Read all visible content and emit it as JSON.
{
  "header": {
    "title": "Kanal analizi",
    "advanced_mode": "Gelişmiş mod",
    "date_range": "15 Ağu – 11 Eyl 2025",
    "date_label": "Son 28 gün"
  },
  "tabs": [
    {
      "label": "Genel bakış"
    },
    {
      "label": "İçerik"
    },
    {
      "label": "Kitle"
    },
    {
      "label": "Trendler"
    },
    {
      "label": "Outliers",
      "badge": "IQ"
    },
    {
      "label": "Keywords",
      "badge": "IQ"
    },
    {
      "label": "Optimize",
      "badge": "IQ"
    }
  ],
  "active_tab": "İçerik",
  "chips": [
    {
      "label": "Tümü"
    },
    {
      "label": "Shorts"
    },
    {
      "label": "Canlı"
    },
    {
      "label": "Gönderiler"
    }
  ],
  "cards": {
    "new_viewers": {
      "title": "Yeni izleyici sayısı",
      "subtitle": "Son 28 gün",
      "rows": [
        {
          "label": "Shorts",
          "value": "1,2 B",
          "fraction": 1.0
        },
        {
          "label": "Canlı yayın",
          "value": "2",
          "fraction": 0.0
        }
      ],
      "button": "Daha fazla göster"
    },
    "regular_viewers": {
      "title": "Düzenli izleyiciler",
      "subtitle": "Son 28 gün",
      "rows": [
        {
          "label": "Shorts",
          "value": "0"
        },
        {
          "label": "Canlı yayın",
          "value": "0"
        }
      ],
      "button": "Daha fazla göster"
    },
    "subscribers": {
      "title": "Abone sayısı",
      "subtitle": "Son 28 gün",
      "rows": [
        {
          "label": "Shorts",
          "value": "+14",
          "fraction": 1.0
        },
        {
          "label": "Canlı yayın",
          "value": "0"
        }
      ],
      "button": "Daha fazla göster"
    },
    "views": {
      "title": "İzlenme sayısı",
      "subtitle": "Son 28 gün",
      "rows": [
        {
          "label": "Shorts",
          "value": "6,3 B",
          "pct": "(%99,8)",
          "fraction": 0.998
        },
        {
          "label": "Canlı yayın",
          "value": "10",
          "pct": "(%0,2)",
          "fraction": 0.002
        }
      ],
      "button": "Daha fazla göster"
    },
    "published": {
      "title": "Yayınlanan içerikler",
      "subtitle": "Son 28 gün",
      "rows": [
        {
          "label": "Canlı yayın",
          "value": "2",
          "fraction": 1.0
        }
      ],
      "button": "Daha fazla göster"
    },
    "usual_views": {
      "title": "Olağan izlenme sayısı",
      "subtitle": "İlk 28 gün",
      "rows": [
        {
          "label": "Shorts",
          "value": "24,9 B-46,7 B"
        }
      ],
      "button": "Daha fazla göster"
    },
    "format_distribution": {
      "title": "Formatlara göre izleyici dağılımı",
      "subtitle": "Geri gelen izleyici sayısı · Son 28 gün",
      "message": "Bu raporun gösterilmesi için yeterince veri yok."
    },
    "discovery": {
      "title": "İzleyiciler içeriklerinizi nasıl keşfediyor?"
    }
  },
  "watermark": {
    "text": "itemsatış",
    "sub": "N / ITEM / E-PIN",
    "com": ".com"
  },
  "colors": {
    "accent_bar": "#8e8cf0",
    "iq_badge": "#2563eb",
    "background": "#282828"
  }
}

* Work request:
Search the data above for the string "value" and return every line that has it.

* Task solution:
          "value": "1,2 B",
          "value": "2",
          "value": "0"
          "value": "0"
          "value": "+14",
          "value": "0"
          "value": "6,3 B",
          "value": "10",
          "value": "2",
          "value": "24,9 B-46,7 B"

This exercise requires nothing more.